------ Input data

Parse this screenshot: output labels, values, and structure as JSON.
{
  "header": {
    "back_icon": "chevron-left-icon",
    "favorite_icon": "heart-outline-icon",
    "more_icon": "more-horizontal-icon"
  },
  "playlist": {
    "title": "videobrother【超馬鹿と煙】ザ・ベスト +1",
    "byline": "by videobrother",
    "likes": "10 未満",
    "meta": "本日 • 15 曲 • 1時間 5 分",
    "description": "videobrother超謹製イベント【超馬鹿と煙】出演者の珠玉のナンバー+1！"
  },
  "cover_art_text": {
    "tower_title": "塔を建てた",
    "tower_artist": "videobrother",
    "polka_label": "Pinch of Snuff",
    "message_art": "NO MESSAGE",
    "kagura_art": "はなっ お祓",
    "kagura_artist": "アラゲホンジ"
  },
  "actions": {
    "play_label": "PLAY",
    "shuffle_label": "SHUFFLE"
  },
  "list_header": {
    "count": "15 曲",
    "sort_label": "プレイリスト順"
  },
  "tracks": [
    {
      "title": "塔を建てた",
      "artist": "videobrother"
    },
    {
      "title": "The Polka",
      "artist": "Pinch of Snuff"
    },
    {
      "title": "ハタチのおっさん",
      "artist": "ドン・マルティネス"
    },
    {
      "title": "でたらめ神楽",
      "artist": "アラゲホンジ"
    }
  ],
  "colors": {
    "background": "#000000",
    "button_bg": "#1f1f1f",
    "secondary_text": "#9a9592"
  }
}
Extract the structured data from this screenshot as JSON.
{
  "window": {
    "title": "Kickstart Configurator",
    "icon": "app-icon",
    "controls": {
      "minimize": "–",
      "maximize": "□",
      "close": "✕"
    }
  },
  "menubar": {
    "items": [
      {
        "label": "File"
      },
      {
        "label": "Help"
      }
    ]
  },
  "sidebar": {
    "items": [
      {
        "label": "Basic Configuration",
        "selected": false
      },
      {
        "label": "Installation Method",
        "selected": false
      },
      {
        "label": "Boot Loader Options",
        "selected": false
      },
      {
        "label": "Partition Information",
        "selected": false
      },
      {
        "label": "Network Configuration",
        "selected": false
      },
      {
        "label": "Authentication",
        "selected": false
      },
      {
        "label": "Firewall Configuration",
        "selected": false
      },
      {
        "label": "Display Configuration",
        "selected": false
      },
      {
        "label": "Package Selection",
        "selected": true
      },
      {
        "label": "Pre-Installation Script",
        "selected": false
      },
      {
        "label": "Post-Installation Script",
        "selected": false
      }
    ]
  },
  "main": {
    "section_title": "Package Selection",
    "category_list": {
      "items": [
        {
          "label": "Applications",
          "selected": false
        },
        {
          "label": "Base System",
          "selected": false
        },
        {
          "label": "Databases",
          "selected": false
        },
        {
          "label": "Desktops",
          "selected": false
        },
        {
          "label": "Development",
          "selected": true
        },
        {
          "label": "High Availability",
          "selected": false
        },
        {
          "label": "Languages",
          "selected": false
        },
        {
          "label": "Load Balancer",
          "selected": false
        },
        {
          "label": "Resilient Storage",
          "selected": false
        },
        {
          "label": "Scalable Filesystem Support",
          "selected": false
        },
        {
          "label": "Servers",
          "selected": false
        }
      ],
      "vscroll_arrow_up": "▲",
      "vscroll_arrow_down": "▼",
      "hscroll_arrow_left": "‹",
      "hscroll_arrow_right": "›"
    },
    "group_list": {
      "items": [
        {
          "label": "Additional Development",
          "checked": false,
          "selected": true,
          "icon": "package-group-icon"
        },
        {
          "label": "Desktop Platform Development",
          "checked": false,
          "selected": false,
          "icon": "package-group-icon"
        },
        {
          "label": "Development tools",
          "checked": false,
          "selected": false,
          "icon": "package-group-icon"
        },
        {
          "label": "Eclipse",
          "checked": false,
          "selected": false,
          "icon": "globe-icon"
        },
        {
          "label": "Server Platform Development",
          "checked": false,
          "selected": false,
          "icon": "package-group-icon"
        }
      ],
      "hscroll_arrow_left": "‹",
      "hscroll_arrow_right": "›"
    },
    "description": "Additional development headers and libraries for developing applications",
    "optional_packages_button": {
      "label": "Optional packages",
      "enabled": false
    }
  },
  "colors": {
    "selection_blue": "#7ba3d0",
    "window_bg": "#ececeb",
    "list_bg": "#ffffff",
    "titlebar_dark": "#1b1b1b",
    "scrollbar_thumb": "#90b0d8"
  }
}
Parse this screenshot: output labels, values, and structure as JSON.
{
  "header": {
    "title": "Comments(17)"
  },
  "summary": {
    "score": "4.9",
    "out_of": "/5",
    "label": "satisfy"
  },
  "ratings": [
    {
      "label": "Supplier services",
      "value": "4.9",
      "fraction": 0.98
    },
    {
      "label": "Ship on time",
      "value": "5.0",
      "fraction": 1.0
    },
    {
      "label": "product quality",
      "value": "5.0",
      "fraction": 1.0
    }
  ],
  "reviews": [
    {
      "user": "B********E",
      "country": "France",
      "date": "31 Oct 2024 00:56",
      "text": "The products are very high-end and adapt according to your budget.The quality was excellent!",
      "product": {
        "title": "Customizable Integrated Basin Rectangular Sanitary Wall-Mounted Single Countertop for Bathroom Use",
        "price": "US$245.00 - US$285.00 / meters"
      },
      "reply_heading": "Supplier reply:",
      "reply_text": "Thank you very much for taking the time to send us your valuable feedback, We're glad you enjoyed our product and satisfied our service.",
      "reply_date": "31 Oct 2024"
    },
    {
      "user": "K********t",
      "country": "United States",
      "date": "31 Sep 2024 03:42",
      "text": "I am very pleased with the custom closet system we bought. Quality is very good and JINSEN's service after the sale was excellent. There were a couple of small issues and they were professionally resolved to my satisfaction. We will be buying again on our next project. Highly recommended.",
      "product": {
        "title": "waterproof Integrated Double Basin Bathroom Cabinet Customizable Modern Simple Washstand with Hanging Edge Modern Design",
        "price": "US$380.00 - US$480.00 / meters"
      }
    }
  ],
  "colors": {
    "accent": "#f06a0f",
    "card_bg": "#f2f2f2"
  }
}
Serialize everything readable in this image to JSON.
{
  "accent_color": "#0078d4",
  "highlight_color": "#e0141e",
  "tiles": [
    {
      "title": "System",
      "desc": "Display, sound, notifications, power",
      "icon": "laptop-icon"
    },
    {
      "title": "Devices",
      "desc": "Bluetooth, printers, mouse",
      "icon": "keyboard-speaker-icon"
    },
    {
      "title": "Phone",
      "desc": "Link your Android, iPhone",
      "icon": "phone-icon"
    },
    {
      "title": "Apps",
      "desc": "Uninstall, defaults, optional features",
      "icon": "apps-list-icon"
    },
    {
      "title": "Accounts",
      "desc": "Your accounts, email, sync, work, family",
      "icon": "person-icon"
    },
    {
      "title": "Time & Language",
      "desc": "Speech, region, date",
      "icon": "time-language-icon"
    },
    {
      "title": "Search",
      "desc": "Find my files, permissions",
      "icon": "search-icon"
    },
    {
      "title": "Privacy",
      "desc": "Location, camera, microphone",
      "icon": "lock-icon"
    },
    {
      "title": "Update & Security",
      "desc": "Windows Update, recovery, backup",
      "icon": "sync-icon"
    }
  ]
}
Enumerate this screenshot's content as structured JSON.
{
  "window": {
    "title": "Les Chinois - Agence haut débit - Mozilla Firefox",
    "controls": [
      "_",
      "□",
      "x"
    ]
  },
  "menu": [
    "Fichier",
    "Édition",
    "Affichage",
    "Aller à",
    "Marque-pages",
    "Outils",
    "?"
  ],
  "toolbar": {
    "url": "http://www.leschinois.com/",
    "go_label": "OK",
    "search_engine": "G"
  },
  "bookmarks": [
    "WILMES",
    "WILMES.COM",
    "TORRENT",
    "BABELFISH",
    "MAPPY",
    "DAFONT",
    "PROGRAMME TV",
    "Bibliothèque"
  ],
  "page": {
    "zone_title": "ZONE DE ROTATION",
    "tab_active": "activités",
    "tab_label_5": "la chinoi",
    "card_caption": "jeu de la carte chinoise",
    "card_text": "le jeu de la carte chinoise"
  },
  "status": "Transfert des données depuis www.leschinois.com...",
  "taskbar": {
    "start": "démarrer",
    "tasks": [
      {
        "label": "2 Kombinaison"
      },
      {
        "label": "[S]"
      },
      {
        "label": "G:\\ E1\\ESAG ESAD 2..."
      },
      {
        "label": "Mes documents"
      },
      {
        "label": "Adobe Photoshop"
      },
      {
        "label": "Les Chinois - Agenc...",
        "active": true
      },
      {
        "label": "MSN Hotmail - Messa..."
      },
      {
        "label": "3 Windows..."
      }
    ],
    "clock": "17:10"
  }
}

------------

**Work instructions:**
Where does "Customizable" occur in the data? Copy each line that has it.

**Result for this task:**
        "title": "Customizable Integrated Basin Rectangular Sanitary Wall-Mounted Single Countertop for Bathroom Use",
        "title": "waterproof Integrated Double Basin Bathroom Cabinet Customizable Modern Simple Washstand with Hanging Edge Modern Design",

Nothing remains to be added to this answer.